> **Your instructions**
Reproduce each line from the records that holds "list".

> **Records for this exercise**
--- START ---

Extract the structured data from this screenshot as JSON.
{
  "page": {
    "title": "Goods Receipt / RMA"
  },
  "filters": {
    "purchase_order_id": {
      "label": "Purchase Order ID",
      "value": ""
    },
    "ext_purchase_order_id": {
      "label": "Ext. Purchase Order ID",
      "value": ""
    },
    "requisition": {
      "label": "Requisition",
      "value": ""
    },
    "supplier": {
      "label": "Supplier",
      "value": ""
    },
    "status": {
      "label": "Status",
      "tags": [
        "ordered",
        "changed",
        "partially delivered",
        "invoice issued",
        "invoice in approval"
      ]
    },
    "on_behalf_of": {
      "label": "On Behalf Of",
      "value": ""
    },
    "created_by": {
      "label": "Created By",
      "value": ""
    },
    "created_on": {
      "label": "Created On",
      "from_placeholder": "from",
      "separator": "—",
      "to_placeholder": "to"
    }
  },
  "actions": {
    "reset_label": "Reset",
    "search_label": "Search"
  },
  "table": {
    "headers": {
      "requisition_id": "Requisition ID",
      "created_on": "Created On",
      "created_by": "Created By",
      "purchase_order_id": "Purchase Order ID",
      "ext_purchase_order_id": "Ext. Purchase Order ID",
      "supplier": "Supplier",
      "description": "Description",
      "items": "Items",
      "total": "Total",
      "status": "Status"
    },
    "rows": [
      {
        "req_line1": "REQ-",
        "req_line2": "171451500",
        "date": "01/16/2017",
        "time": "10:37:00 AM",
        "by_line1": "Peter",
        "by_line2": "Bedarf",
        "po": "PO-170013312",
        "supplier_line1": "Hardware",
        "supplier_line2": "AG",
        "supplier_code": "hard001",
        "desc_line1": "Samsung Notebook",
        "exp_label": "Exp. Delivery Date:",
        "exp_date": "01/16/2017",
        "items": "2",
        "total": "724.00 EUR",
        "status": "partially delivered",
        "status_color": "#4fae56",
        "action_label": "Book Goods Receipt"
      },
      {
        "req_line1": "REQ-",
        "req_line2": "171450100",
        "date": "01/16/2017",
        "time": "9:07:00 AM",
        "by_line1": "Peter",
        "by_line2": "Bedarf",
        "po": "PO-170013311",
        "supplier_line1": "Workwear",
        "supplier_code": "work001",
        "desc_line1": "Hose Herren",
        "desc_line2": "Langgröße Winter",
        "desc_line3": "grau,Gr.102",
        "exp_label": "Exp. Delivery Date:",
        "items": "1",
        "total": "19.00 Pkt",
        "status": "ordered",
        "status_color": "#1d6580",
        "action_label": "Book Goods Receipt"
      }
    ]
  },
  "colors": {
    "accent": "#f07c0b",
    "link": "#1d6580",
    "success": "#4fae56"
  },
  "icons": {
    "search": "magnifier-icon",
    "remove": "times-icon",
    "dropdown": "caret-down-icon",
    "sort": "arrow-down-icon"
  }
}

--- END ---
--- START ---

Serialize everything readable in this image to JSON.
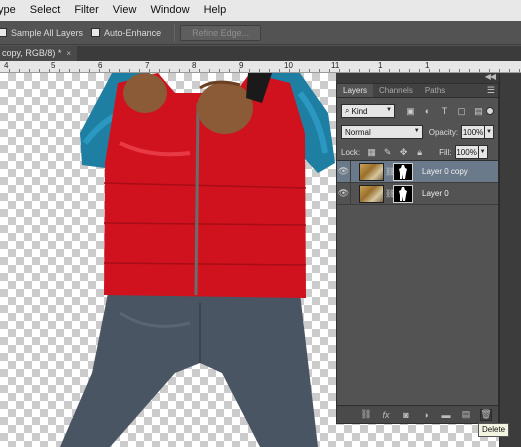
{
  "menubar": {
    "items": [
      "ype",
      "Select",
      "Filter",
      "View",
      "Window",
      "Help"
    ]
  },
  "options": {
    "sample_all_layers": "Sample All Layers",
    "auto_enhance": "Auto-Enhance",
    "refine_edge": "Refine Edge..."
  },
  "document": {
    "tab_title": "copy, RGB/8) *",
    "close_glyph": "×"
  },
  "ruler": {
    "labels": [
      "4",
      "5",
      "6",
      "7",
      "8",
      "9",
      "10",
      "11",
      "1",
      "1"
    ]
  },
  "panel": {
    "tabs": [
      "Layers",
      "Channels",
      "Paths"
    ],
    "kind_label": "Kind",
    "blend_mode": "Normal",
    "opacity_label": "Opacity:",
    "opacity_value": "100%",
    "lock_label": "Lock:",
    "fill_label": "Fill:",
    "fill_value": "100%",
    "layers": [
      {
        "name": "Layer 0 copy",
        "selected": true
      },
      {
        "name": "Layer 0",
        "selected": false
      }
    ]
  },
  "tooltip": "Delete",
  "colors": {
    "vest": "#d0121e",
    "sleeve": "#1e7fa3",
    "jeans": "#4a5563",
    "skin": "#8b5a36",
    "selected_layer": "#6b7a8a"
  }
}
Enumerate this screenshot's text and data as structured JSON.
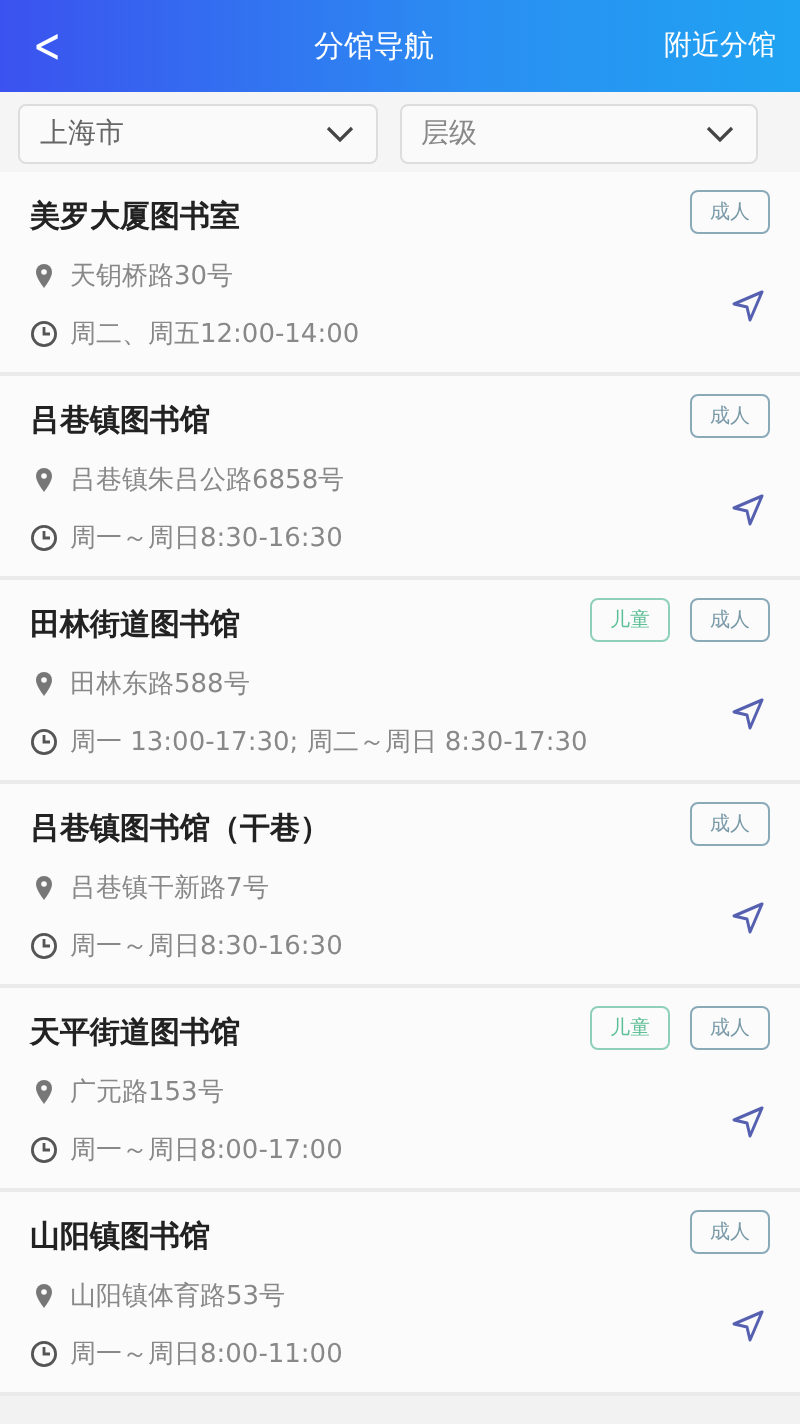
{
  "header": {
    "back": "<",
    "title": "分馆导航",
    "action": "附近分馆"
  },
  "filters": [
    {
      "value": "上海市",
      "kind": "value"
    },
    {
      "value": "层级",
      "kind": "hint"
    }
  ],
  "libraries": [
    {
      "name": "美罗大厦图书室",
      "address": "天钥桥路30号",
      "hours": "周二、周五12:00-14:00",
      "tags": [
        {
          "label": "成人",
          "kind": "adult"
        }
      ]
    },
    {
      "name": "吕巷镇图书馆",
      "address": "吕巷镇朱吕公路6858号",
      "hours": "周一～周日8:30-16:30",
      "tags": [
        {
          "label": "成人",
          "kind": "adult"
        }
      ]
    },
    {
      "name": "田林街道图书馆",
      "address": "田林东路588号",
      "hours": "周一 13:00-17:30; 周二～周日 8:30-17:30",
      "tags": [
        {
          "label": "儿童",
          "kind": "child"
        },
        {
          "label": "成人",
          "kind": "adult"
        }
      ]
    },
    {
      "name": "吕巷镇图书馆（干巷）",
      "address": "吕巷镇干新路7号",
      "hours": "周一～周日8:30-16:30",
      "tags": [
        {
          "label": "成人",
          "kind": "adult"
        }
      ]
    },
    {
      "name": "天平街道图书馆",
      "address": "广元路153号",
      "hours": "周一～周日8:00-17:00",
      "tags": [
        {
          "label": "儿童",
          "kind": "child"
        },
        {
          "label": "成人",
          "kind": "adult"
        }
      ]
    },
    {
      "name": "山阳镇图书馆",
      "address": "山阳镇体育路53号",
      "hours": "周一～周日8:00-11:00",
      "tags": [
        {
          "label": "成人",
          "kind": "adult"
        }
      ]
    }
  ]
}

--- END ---
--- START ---

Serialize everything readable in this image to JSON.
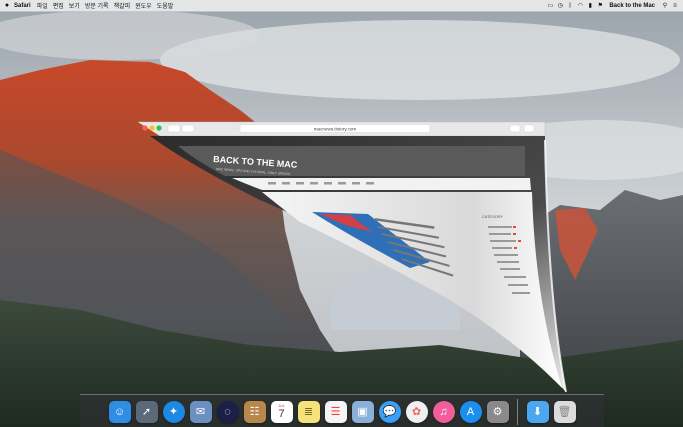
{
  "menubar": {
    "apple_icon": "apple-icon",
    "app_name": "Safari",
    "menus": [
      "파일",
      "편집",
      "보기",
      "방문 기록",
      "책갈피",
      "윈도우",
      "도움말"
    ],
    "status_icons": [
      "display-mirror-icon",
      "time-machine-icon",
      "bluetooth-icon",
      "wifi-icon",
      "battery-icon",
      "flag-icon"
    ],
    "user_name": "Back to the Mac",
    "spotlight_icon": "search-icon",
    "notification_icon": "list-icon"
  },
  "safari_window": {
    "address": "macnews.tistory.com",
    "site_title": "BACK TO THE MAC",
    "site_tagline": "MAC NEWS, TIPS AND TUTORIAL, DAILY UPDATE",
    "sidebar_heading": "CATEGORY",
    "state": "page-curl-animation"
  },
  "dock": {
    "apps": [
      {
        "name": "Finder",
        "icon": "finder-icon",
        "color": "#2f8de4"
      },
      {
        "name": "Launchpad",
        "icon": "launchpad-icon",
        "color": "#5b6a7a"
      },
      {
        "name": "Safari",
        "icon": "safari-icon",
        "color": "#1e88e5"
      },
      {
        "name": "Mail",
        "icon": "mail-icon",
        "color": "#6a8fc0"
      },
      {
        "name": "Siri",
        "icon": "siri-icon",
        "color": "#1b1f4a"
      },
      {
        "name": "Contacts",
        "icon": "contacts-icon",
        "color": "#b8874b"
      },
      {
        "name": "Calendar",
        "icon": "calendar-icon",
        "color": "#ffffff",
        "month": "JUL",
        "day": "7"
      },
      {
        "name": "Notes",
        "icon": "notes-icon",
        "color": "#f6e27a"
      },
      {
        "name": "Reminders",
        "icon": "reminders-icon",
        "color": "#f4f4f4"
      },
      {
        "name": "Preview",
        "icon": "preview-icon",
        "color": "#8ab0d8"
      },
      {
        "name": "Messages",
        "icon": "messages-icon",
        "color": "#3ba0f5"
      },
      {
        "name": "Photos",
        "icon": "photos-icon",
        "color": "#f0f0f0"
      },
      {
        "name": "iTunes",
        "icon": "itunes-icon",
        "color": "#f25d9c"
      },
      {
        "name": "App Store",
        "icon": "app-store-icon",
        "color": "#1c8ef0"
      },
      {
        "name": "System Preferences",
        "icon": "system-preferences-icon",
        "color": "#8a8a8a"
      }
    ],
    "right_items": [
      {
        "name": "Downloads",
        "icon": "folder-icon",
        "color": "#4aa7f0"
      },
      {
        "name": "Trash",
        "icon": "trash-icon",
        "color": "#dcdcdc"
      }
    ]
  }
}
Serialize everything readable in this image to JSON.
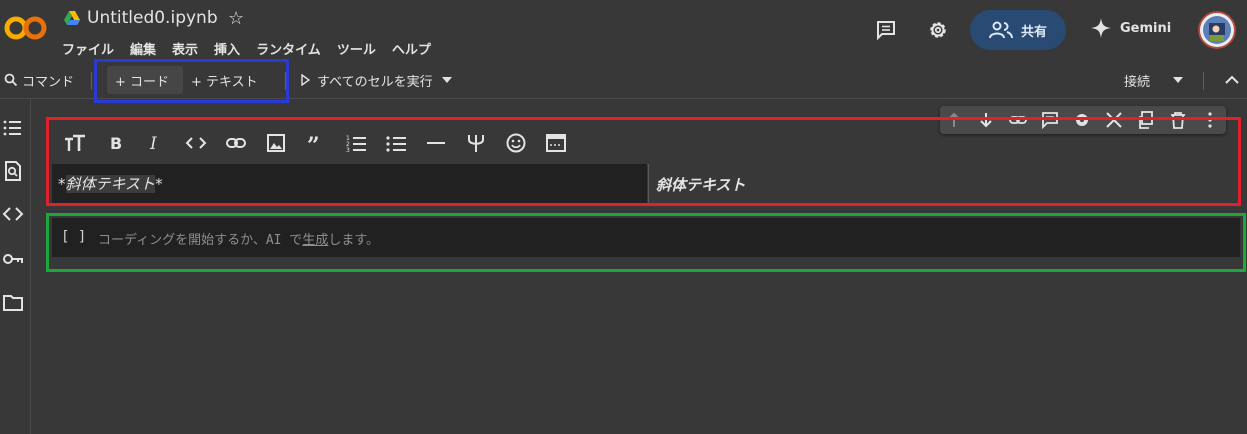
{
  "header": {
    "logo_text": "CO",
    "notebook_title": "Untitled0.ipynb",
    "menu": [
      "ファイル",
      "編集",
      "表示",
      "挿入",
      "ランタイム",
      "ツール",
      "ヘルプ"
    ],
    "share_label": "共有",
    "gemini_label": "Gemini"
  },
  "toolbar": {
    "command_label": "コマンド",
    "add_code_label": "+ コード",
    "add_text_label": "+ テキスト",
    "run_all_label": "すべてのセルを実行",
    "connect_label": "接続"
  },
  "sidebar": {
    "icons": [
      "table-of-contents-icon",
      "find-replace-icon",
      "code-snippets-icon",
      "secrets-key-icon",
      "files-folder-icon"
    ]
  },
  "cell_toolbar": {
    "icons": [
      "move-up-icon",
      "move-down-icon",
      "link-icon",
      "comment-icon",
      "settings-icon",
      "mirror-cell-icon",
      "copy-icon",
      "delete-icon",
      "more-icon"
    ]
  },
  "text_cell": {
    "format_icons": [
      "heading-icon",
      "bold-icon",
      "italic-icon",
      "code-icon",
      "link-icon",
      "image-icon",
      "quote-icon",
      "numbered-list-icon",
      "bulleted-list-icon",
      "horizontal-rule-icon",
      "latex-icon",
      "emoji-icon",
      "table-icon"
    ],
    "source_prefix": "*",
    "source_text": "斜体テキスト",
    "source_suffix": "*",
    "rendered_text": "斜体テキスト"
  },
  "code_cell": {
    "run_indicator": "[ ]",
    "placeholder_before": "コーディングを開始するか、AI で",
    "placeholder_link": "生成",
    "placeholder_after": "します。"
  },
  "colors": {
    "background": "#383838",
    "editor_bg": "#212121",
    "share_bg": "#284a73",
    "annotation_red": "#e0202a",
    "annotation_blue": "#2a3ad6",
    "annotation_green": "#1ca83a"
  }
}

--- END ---

> **Response below**
    "notification_icon": "list-icon"
      "numbered-list-icon",
      "bulleted-list-icon",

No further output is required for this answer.